## What you need to do
Lift every line from the entries that includes the word "this".

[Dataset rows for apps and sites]
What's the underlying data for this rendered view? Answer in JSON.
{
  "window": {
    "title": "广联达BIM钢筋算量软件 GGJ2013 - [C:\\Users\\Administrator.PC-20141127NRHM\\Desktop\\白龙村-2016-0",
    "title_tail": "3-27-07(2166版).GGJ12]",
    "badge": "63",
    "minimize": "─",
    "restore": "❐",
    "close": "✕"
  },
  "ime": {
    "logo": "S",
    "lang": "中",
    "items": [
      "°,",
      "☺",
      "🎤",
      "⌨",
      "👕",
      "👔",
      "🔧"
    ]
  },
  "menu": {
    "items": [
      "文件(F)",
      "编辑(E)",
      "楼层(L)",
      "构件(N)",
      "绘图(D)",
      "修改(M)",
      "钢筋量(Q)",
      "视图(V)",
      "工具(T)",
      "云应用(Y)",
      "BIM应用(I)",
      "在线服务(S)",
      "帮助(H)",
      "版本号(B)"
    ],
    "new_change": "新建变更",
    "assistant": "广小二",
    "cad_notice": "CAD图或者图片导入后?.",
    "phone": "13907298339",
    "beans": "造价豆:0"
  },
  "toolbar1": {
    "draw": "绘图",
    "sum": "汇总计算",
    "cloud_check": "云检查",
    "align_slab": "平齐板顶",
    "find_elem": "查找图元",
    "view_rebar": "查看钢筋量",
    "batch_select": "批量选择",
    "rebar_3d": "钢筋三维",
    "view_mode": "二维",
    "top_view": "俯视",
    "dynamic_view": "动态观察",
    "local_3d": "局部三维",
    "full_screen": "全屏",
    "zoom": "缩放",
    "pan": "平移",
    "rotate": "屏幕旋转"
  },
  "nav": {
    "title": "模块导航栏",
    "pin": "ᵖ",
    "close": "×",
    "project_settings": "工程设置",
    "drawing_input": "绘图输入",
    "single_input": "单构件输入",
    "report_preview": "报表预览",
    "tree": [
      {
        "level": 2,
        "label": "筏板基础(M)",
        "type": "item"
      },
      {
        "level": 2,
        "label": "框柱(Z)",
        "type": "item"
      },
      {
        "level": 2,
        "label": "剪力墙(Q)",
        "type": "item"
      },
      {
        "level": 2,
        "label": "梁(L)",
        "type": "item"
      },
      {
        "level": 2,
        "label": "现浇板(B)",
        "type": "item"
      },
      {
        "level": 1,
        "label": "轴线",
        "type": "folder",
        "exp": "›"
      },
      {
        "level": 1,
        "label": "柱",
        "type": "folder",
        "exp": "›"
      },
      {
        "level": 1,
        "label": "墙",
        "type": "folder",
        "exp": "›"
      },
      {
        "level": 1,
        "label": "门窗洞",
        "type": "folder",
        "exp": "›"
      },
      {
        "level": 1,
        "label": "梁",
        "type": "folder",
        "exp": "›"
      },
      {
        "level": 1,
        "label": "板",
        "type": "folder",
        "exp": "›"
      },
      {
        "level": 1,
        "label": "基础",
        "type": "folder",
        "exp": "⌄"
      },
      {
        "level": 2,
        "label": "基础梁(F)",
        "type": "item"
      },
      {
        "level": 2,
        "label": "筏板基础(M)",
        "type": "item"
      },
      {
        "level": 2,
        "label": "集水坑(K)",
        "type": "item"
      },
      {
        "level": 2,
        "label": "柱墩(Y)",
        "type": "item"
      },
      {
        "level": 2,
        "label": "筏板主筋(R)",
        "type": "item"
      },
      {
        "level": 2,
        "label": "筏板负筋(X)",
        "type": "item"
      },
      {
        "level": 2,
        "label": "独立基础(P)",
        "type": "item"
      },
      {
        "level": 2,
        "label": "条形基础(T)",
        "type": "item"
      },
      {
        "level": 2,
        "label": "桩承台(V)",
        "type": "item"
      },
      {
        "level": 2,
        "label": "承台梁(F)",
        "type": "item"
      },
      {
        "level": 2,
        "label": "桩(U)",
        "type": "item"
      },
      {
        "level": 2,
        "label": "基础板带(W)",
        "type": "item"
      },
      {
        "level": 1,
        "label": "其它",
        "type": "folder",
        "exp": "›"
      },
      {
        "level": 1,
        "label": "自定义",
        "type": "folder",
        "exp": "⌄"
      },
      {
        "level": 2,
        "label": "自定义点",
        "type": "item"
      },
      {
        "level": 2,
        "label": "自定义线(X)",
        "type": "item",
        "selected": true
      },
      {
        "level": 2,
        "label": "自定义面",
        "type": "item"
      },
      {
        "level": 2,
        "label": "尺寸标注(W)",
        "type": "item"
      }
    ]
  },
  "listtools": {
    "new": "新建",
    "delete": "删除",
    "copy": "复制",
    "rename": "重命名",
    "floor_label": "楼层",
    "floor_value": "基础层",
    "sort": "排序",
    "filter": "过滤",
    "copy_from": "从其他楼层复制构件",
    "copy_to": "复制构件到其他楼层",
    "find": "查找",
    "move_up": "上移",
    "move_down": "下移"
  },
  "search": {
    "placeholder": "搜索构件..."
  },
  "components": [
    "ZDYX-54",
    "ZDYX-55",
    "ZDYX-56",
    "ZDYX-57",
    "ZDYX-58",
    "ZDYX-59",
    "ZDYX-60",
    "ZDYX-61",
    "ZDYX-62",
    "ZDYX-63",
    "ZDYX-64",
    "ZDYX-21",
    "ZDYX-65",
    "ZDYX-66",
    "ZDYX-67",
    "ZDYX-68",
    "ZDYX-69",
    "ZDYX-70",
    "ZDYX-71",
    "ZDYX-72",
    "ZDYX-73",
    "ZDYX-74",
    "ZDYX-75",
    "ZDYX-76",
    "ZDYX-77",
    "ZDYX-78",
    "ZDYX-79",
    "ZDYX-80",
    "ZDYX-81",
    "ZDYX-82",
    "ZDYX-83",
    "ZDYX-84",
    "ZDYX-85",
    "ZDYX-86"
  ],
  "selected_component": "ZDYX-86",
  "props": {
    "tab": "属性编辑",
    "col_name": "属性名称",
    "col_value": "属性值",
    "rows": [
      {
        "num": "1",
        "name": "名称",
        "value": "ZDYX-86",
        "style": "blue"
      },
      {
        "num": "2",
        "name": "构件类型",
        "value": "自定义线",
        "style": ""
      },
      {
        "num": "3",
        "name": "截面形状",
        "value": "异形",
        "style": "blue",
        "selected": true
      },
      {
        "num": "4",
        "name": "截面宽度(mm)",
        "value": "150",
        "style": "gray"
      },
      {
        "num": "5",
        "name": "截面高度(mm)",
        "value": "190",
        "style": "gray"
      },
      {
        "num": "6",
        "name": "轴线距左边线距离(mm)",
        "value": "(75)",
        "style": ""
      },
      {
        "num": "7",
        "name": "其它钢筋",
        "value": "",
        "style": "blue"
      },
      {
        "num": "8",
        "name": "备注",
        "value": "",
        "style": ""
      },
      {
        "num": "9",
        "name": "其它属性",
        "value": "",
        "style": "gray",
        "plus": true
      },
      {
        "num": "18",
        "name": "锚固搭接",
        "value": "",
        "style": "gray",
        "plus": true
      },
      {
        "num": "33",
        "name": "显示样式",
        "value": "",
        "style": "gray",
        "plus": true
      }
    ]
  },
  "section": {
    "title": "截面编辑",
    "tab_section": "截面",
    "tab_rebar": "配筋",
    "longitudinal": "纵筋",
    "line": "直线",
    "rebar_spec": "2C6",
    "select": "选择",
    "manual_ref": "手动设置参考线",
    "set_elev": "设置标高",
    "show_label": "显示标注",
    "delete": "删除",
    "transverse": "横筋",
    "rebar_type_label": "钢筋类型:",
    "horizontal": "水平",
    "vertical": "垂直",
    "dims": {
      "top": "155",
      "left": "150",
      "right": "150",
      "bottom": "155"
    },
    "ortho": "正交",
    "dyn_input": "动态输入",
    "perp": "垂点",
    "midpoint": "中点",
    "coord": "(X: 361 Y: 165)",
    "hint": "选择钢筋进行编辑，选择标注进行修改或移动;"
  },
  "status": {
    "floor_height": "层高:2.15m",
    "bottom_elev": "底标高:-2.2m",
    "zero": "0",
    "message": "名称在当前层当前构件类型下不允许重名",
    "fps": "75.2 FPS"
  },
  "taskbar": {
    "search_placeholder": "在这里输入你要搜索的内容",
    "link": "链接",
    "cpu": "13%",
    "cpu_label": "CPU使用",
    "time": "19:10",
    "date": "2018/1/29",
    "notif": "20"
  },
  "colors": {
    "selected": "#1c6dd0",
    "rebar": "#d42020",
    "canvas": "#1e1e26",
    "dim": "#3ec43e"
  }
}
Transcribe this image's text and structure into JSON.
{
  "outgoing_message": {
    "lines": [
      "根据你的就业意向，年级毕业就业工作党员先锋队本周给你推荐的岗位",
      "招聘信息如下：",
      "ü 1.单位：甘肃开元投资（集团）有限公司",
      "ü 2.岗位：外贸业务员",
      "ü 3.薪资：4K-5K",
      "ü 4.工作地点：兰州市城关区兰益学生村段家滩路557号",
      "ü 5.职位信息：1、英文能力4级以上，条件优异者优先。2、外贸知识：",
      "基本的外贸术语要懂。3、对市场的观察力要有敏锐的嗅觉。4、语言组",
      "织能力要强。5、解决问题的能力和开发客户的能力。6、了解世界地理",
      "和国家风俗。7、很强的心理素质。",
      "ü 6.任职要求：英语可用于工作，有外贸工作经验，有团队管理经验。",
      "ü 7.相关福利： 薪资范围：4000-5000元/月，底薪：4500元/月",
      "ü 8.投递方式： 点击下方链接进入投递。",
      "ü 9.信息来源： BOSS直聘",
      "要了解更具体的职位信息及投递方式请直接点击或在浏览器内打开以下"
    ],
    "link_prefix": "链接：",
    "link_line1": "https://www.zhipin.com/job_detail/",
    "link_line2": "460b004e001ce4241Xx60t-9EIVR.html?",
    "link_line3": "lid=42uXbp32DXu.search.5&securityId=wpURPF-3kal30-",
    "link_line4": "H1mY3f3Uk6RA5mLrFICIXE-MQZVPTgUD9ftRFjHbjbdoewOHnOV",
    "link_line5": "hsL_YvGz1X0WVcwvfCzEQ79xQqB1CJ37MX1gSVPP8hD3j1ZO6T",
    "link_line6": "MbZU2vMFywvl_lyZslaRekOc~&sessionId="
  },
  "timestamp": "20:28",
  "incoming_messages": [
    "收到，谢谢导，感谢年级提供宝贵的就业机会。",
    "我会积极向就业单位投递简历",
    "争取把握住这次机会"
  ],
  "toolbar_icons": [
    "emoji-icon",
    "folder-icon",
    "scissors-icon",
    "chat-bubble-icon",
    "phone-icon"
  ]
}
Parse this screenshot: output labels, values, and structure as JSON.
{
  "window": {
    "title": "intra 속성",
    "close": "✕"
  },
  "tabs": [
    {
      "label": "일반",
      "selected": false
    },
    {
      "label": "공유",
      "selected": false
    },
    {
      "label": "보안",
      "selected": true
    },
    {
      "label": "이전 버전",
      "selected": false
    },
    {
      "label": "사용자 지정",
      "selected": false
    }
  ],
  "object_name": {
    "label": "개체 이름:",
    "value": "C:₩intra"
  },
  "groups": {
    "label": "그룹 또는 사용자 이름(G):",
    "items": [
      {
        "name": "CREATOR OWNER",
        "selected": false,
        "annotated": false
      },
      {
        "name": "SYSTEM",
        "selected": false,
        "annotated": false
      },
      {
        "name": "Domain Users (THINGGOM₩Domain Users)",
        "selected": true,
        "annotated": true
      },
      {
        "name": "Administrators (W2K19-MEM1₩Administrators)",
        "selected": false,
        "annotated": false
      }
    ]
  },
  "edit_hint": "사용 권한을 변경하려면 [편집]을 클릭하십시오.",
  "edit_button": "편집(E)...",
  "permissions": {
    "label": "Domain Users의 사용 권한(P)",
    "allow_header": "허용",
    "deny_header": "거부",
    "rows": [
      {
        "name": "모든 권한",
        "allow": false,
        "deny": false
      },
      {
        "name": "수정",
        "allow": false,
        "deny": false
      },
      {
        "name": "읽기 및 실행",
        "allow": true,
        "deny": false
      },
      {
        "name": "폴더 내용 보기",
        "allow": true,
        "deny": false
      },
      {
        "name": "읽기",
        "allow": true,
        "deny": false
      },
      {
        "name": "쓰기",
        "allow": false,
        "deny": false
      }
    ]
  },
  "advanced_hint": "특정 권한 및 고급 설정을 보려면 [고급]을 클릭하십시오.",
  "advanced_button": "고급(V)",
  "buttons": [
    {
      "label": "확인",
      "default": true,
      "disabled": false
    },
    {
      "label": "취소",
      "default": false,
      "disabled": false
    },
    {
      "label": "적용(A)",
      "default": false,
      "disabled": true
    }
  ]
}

## Task output
What's the underlying data for this rendered view? Answer in JSON.
Transcribe this image's text and structure into JSON.
Parse this screenshot: output labels, values, and structure as JSON.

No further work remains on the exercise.